Higher ultra-processed food intake tied to faster cognitive decline
High consumption of ultra-processed food (UPF) appears to be associated with a rapid decline in cognitive function in adults, according to the ELSA-Brasil* study presented at AAIC 2022.
“In the last 40 years, the nutritional transition has been accompanied by an increased consumption of UPF, … [which] is associated with overweight, obesity, diabetes, cardiovascular disease, and cancer [risk],” said Dr Natalia Gonçalves from the University of São Paulo Medical School in São Paulo, Brazil. “However, little is known about the effects of UPF on cognition.”
Food containing emulsifiers, colourings, and preservatives are considered UPF (ie, frozen food and ready-made snacks, such as chips, chocolates, and hotdogs), Gonçalves stated.
The researchers conducted a multicentre cohort study involving 10,775 participants (mean age 50.6 years, 56 percent female) who had a mean baseline calorie intake of 2,842 kcal, of which 493 grams were from UPF. Immediate and delayed memory, word recognition, semantic and phonemic verbal fluency, and trail-making test B-version were used to measure cognitive performance. Food Frequency Questionnaire was used to identify the frequency of UPF consumption, which indicates total percentage of total daily calorie intake. Of the four quartiles of UPF consumption, quartile 1 (0.0–19.9 percent of daily calorie intake) served as the reference point. Quartiles 2, 3, and 4 respectively corresponded to 19.9–26.7, 26.7–34.1, and 34.2–72.7 percent of daily calorie intake).
At a median follow-up of 8 years, subjects who consumed more UPF (ie, participants in quartiles 2–4) had a 28 percent faster rate of cognitive decline compared with those who consumed less UPF (ß, -0.018 vs -0.014; p=0.003).
The rate of executive function decline was also faster by 25 percent among those reporting high vs low UPF intake (ß, -0.015 vs -0.012; p=0.015). This finding was consistent with a study showing an association between UPF consumption and worse performance, particularly executive functioning, in older adults. [Eur J Nutr 2022;doi:10.1007/s00394-022-02911-1]

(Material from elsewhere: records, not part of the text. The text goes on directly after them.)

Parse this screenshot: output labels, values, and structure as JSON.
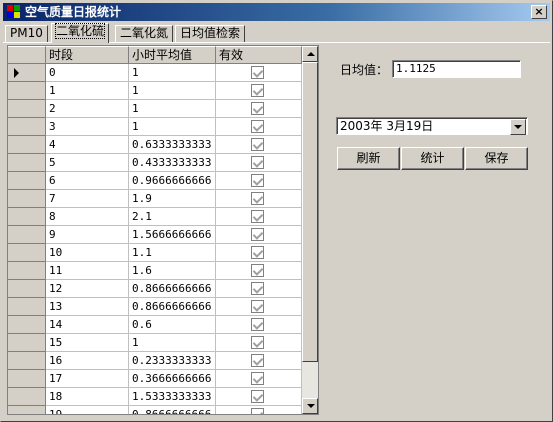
{
  "window": {
    "title": "空气质量日报统计",
    "close_glyph": "×"
  },
  "tabs": [
    {
      "label": "PM10",
      "active": false
    },
    {
      "label": "二氧化硫",
      "active": true
    },
    {
      "label": "二氧化氮",
      "active": false
    },
    {
      "label": "日均值检索",
      "active": false
    }
  ],
  "grid": {
    "columns": [
      "时段",
      "小时平均值",
      "有效"
    ],
    "rows": [
      {
        "period": "0",
        "avg": "1",
        "valid": true
      },
      {
        "period": "1",
        "avg": "1",
        "valid": true
      },
      {
        "period": "2",
        "avg": "1",
        "valid": true
      },
      {
        "period": "3",
        "avg": "1",
        "valid": true
      },
      {
        "period": "4",
        "avg": "0.6333333333",
        "valid": true
      },
      {
        "period": "5",
        "avg": "0.4333333333",
        "valid": true
      },
      {
        "period": "6",
        "avg": "0.9666666666",
        "valid": true
      },
      {
        "period": "7",
        "avg": "1.9",
        "valid": true
      },
      {
        "period": "8",
        "avg": "2.1",
        "valid": true
      },
      {
        "period": "9",
        "avg": "1.5666666666",
        "valid": true
      },
      {
        "period": "10",
        "avg": "1.1",
        "valid": true
      },
      {
        "period": "11",
        "avg": "1.6",
        "valid": true
      },
      {
        "period": "12",
        "avg": "0.8666666666",
        "valid": true
      },
      {
        "period": "13",
        "avg": "0.8666666666",
        "valid": true
      },
      {
        "period": "14",
        "avg": "0.6",
        "valid": true
      },
      {
        "period": "15",
        "avg": "1",
        "valid": true
      },
      {
        "period": "16",
        "avg": "0.2333333333",
        "valid": true
      },
      {
        "period": "17",
        "avg": "0.3666666666",
        "valid": true
      },
      {
        "period": "18",
        "avg": "1.5333333333",
        "valid": true
      },
      {
        "period": "19",
        "avg": "0.8666666666",
        "valid": true
      }
    ]
  },
  "daily_avg": {
    "label": "日均值：",
    "value": "1.1125"
  },
  "date_select": {
    "value": "2003年 3月19日"
  },
  "buttons": {
    "refresh": "刷新",
    "stats": "统计",
    "save": "保存"
  },
  "colors": {
    "titlebar_start": "#0a246a",
    "titlebar_end": "#a6caf0",
    "face": "#d4d0c8"
  }
}
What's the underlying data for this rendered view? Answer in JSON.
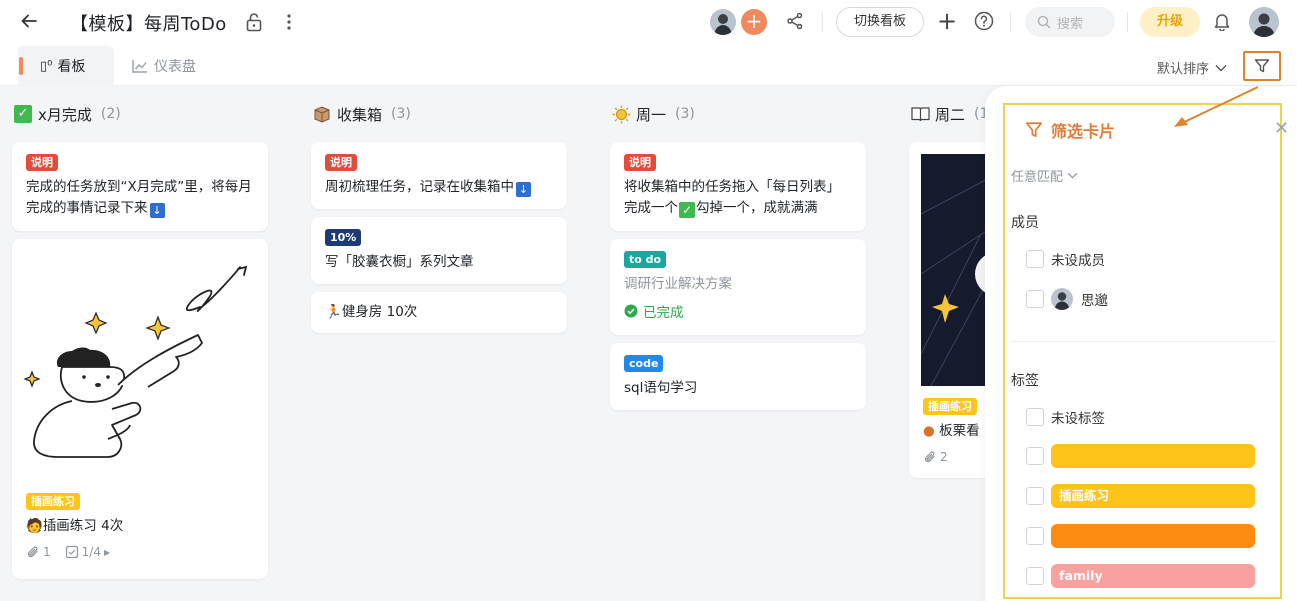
{
  "header": {
    "title": "【模板】每周ToDo",
    "switch_board": "切换看板",
    "search_placeholder": "搜索",
    "upgrade": "升级"
  },
  "tabs": [
    {
      "label": "看板",
      "active": true
    },
    {
      "label": "仪表盘",
      "active": false
    }
  ],
  "toolbar": {
    "sort_label": "默认排序"
  },
  "columns": [
    {
      "title": "x月完成",
      "count": "(2)",
      "cards": [
        {
          "badge": "说明",
          "text": "完成的任务放到“X月完成”里，将每月完成的事情记录下来"
        },
        {
          "tag": "插画练习",
          "text": "插画练习 4次",
          "attachments": "1",
          "checklist": "1/4"
        }
      ]
    },
    {
      "title": "收集箱",
      "count": "(3)",
      "cards": [
        {
          "badge": "说明",
          "text": "周初梳理任务，记录在收集箱中"
        },
        {
          "badge": "10%",
          "text": "写「胶囊衣橱」系列文章"
        },
        {
          "text": "健身房 10次"
        }
      ]
    },
    {
      "title": "周一",
      "count": "(3)",
      "cards": [
        {
          "badge": "说明",
          "text_a": "将收集箱中的任务拖入「每日列表」完成一个",
          "text_b": "勾掉一个，成就满满"
        },
        {
          "badge": "to do",
          "text": "调研行业解决方案",
          "status": "已完成"
        },
        {
          "badge": "code",
          "text": "sql语句学习"
        }
      ]
    },
    {
      "title": "周二",
      "count": "(1",
      "cards": [
        {
          "tag": "插画练习",
          "text": "板栗看",
          "attachments": "2"
        }
      ]
    }
  ],
  "filter_panel": {
    "title": "筛选卡片",
    "match_mode": "任意匹配",
    "members_label": "成员",
    "members": [
      "未设成员",
      "思邈"
    ],
    "tags_label": "标签",
    "tags": [
      {
        "label": "未设标签",
        "color": ""
      },
      {
        "label": "",
        "color": "#fec419"
      },
      {
        "label": "插画练习",
        "color": "#fec419"
      },
      {
        "label": "",
        "color": "#fd8c12"
      },
      {
        "label": "family",
        "color": "#f9a1a1"
      }
    ]
  },
  "colors": {
    "accent": "#f08a5d",
    "filter_highlight": "#e0832a",
    "panel_frame": "#f4d14c"
  }
}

There was no association between UPF consumption and memory function (ß, -0.016 for both; p=0.771).
“In conclusion, high consumption of UPF was associated with a faster rate of [cognitive decline, mainly in the] executive and global cognitive function, after a median follow-up of 8 years,” Gonçalves said.
Together with previous evidence, the current findings appear to highlight the detrimental impact of UPF consumption on brain health. Reducing UPF consumption may be a way to improve cognitive decline in adults. [Eur J Nutr 2022;doi:10.1007/s00394-022-02911-1]
*ELSA-Brasil: Brazilian Longitudinal Study of Adult Health